Escaped Prisoner Fugitives

A criminal defendant or a suspect who attempts to escape police custody or incarceration can be charged with escape and violating NRS.212.090.

This applies to both people charged or suspected of a crime and people who have already been convicted.

A fugitive can be charged with escape when trying to break out of the following:

  • A prison federal or state
  • A jail, usually a county or local jail like the Clark County Justice Center
  • A holding facility
  • A community corrections facility
  • A department of corrections vehicle of any kind
  • A court
  • Any other place where a person is in custody by law enforcement

It does not matter if the person succeeds at escaping, attempted escape is considered the same as if you actually made it out.

Why Call The Defenders

If you are a suspected fugitive and have been arrested, you should already have a lawyer because you are already facing other criminal charges and they have now been enhanced by your fugitive status.

You may want to fight extradition to your home state for many reasons, The Defenders can file a petition on your behalf to keep you in Nevada and not extradite you to another state.

We have many years of defending our clients. We have a large staff of attorneys with a variety of expertise.

If you think you were falsely arrested as a fugitive and were unaware of pending charges in another state you can fight both the charges against you and the fugitive arrest as well.

If the original charges were either false or dropped, then the fugitive charges need to be dismissed as well.

If you are arrested or a loved one has been charged as a fugitive in Las Vegas call The Defenders today to speak with our experienced law group.

Frequently Asked Questions

What happens when I am arrested as a fugitive in Nevada?

If you are arrested as a fugitive in Nevada, the home state will send an affidavit, judgment or an indictment that charges you with their crime. The governor of Nevada can then issue a Governor’s warrant to have the fugitive arrested. Once arrested, the defendant can request an extradition hearing to protest being sent back to the home state or can waive extradition and willingly go back.

How long do I have to stay in custody before my extradition hearing?

Fugitives who have requested extradition hearings are usually held in Nevada jail until the extradition hearing takes place. Depending on the court’s availability and other factors, it could be anywhere from a few days to a few weeks.

What is the Uniform Criminal Extradition Act (UCEA)?

The UCEA is a set of laws that governs extradition between states in the United States. It sets out how fugitives are to be handled and extradited, as well as other related issues such as bail and extradition hearings. Each state has adopted its own version of the UCEA, though they all have similar provisions.

Can I fight my fugitive status in Nevada?

Yes, you can fight your fugitive status in Nevada by filing a petition with the court. A good defense team may also be able to get you out on bail or released on your own recognizance before your extradition hearing takes place. Contact The Defenders today to discuss your options and determine the best course of action for you.

Do I need a lawyer to fight my fugitive status?

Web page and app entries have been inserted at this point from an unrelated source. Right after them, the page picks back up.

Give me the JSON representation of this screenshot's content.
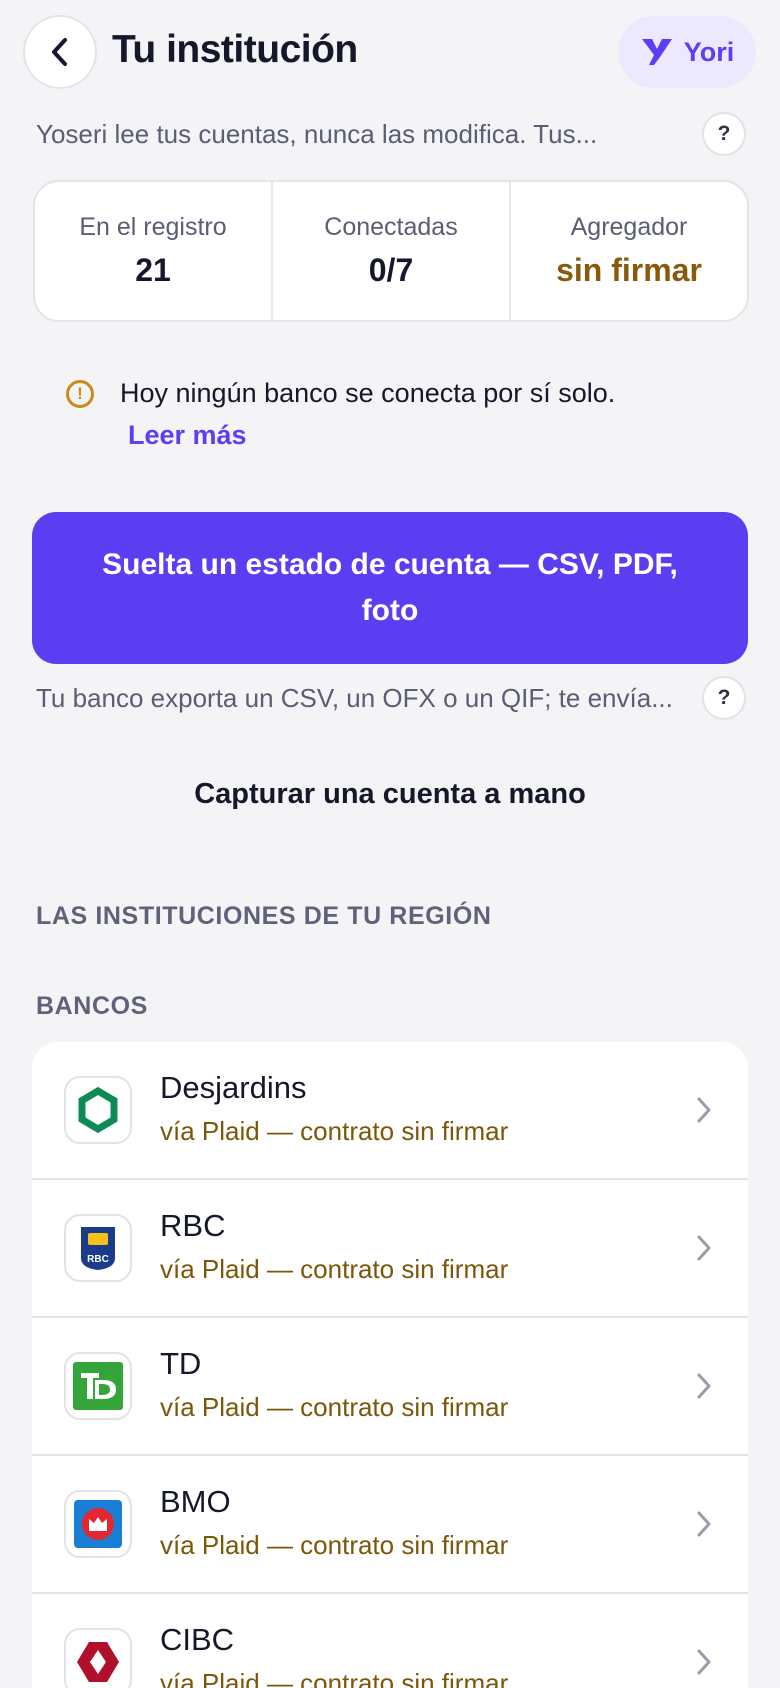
{
  "header": {
    "title": "Tu institución",
    "brand": {
      "name": "Yori",
      "color": "#5b3ff0"
    }
  },
  "intro": {
    "text": "Yoseri lee tus cuentas, nunca las modifica. Tus...",
    "help": "?"
  },
  "stats": [
    {
      "label": "En el registro",
      "value": "21"
    },
    {
      "label": "Conectadas",
      "value": "0/7"
    },
    {
      "label": "Agregador",
      "value": "sin firmar",
      "tone": "warning"
    }
  ],
  "notice": {
    "icon": "warning-circle-icon",
    "text": "Hoy ningún banco se conecta por sí solo.",
    "link": "Leer más"
  },
  "upload": {
    "label": "Suelta un estado de cuenta — CSV, PDF, foto",
    "hint": "Tu banco exporta un CSV, un OFX o un QIF; te envía...",
    "help": "?"
  },
  "manual_capture": "Capturar una cuenta a mano",
  "sections": {
    "region": "LAS INSTITUCIONES DE TU REGIÓN",
    "banks": "BANCOS"
  },
  "banks": [
    {
      "name": "Desjardins",
      "status": "vía Plaid — contrato sin firmar",
      "logo": "desjardins-logo-icon"
    },
    {
      "name": "RBC",
      "status": "vía Plaid — contrato sin firmar",
      "logo": "rbc-logo-icon"
    },
    {
      "name": "TD",
      "status": "vía Plaid — contrato sin firmar",
      "logo": "td-logo-icon"
    },
    {
      "name": "BMO",
      "status": "vía Plaid — contrato sin firmar",
      "logo": "bmo-logo-icon"
    },
    {
      "name": "CIBC",
      "status": "vía Plaid — contrato sin firmar",
      "logo": "cibc-logo-icon"
    }
  ],
  "colors": {
    "accent": "#5c3ef2",
    "warning_text": "#8a5a0c",
    "status_text": "#7c5709",
    "background": "#f4f4f6"
  }
}
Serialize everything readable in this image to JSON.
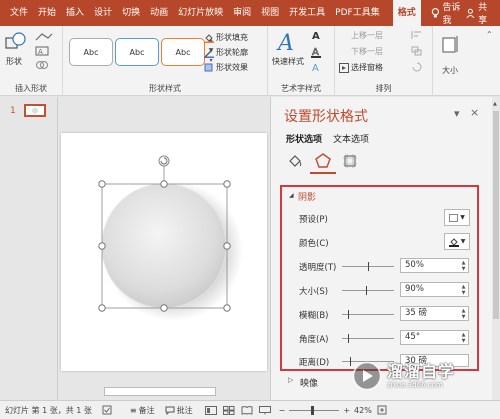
{
  "menu": {
    "tabs": [
      "文件",
      "开始",
      "插入",
      "设计",
      "切换",
      "动画",
      "幻灯片放映",
      "审阅",
      "视图",
      "开发工具",
      "PDF工具集"
    ],
    "active_tab": "格式",
    "tell_me": "告诉我",
    "share": "共享"
  },
  "ribbon": {
    "insert_shapes": {
      "label": "插入形状",
      "shape_btn": "形状"
    },
    "shape_styles": {
      "label": "形状样式",
      "samples": [
        "Abc",
        "Abc",
        "Abc"
      ],
      "fill": "形状填充",
      "outline": "形状轮廓",
      "effects": "形状效果"
    },
    "wordart": {
      "label": "艺术字样式",
      "quick": "快速样式",
      "a": "A"
    },
    "arrange": {
      "label": "排列",
      "bring_forward": "上移一层",
      "send_backward": "下移一层",
      "selection_pane": "选择窗格"
    },
    "size": {
      "label": "大小"
    }
  },
  "thumbs": {
    "number": "1"
  },
  "pane": {
    "title": "设置形状格式",
    "tabs": [
      "形状选项",
      "文本选项"
    ],
    "shadow_section": "阴影",
    "rows": {
      "preset": "预设(P)",
      "color": "颜色(C)",
      "transparency": "透明度(T)",
      "size": "大小(S)",
      "blur": "模糊(B)",
      "angle": "角度(A)",
      "distance": "距离(D)"
    },
    "values": {
      "transparency": "50%",
      "size": "90%",
      "blur": "35 磅",
      "angle": "45°",
      "distance": "30 磅"
    },
    "reflection": "映像"
  },
  "status": {
    "slide_info": "幻灯片 第 1 张，共 1 张",
    "notes": "备注",
    "comments": "批注",
    "zoom": "42%"
  },
  "watermark": {
    "line1": "溜溜自学",
    "line2": "zixue.3d66.com"
  },
  "colors": {
    "accent": "#b7472a",
    "highlight": "#d2383d",
    "pane_title": "#c14a2e"
  }
}
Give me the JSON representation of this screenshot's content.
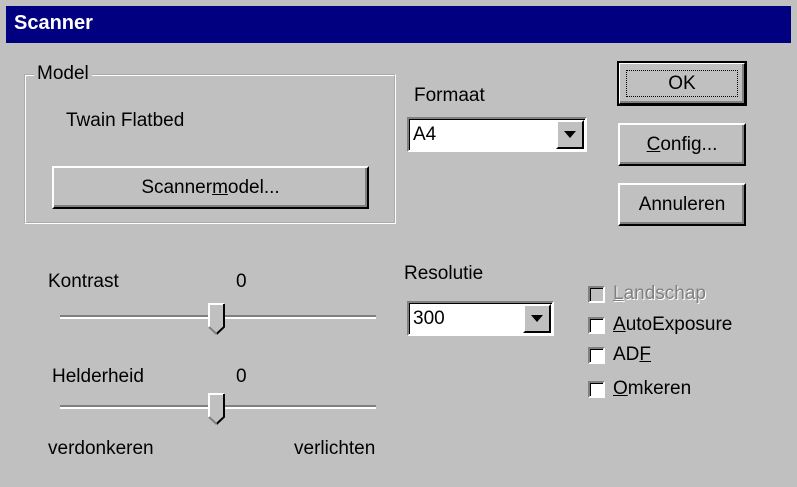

Yes, it is always recommended that you have legal representation when fighting your fugitive status in Nevada. An experienced attorney will be able to evaluate your case and present an argument to the court on why extradition should not take place. They can also assist with filing petitions, negotiating bail or release terms, and representing you at any hearings. Contact The Defenders today if you are facing charges as a fugitive in Las Vegas. Our team of experienced lawyers can help defend your rights and work towards the best outcome possible for your situation.

Practice Areas